(Input records begins)
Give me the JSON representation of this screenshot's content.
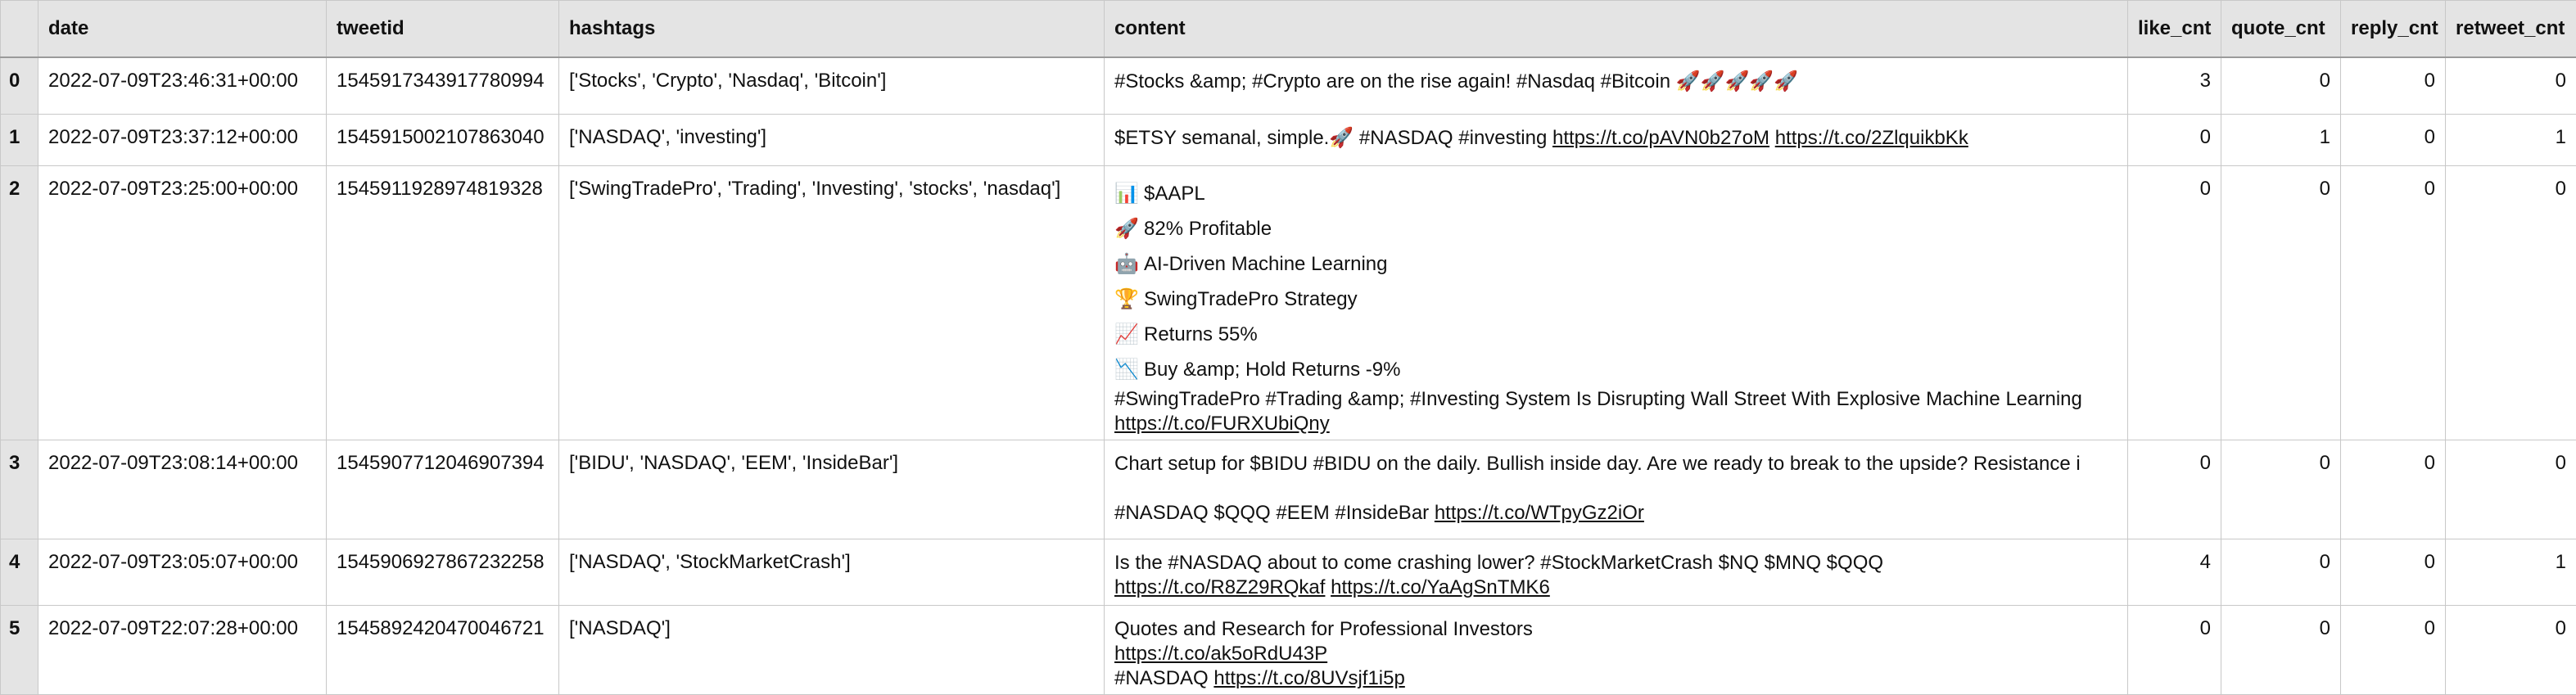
{
  "columns": [
    "",
    "date",
    "tweetid",
    "hashtags",
    "content",
    "like_cnt",
    "quote_cnt",
    "reply_cnt",
    "retweet_cnt"
  ],
  "rows": [
    {
      "index": "0",
      "date": "2022-07-09T23:46:31+00:00",
      "tweetid": "1545917343917780994",
      "hashtags": "['Stocks', 'Crypto', 'Nasdaq', 'Bitcoin']",
      "content_lines": [
        {
          "text": "#Stocks &amp; #Crypto are on the rise  again! #Nasdaq #Bitcoin  🚀🚀🚀🚀🚀",
          "link1": "",
          "link2": ""
        }
      ],
      "like_cnt": "3",
      "quote_cnt": "0",
      "reply_cnt": "0",
      "retweet_cnt": "0"
    },
    {
      "index": "1",
      "date": "2022-07-09T23:37:12+00:00",
      "tweetid": "1545915002107863040",
      "hashtags": "['NASDAQ', 'investing']",
      "content_lines": [
        {
          "text": "$ETSY semanal, simple.🚀 #NASDAQ #investing ",
          "link1": "https://t.co/pAVN0b27oM",
          "link2": "https://t.co/2ZlquikbKk"
        }
      ],
      "like_cnt": "0",
      "quote_cnt": "1",
      "reply_cnt": "0",
      "retweet_cnt": "1"
    },
    {
      "index": "2",
      "date": "2022-07-09T23:25:00+00:00",
      "tweetid": "1545911928974819328",
      "hashtags": "['SwingTradePro', 'Trading', 'Investing', 'stocks', 'nasdaq']",
      "content_lines": [
        {
          "emoji": "📊",
          "text": "$AAPL"
        },
        {
          "emoji": "🚀",
          "text": "82% Profitable"
        },
        {
          "emoji": "🤖",
          "text": "AI-Driven Machine Learning"
        },
        {
          "emoji": "🏆",
          "text": "SwingTradePro Strategy"
        },
        {
          "emoji": "📈",
          "text": "Returns 55%"
        },
        {
          "emoji": "📉",
          "text": "Buy &amp; Hold Returns -9%"
        },
        {
          "text": "#SwingTradePro #Trading &amp; #Investing System Is Disrupting Wall Street With Explosive Machine Learning"
        },
        {
          "text": "",
          "link1": "https://t.co/FURXUbiQny"
        }
      ],
      "like_cnt": "0",
      "quote_cnt": "0",
      "reply_cnt": "0",
      "retweet_cnt": "0"
    },
    {
      "index": "3",
      "date": "2022-07-09T23:08:14+00:00",
      "tweetid": "1545907712046907394",
      "hashtags": "['BIDU', 'NASDAQ', 'EEM', 'InsideBar']",
      "content_lines": [
        {
          "text": "Chart setup for $BIDU #BIDU on the daily. Bullish inside day. Are we ready to break to the upside? Resistance i"
        },
        {
          "text": ""
        },
        {
          "text": "#NASDAQ $QQQ #EEM  #InsideBar ",
          "link1": "https://t.co/WTpyGz2iOr"
        }
      ],
      "like_cnt": "0",
      "quote_cnt": "0",
      "reply_cnt": "0",
      "retweet_cnt": "0"
    },
    {
      "index": "4",
      "date": "2022-07-09T23:05:07+00:00",
      "tweetid": "1545906927867232258",
      "hashtags": "['NASDAQ', 'StockMarketCrash']",
      "content_lines": [
        {
          "text": "Is the #NASDAQ about to come crashing lower? #StockMarketCrash  $NQ $MNQ $QQQ"
        },
        {
          "text": "",
          "link1": "https://t.co/R8Z29RQkaf",
          "link2": "https://t.co/YaAgSnTMK6"
        }
      ],
      "like_cnt": "4",
      "quote_cnt": "0",
      "reply_cnt": "0",
      "retweet_cnt": "1"
    },
    {
      "index": "5",
      "date": "2022-07-09T22:07:28+00:00",
      "tweetid": "1545892420470046721",
      "hashtags": "['NASDAQ']",
      "content_lines": [
        {
          "text": "Quotes and Research for Professional Investors"
        },
        {
          "text": "",
          "link1": "https://t.co/ak5oRdU43P"
        },
        {
          "text": "#NASDAQ ",
          "link1": "https://t.co/8UVsjf1i5p"
        }
      ],
      "like_cnt": "0",
      "quote_cnt": "0",
      "reply_cnt": "0",
      "retweet_cnt": "0"
    }
  ]
}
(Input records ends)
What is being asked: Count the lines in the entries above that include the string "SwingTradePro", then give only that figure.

Task answer: 3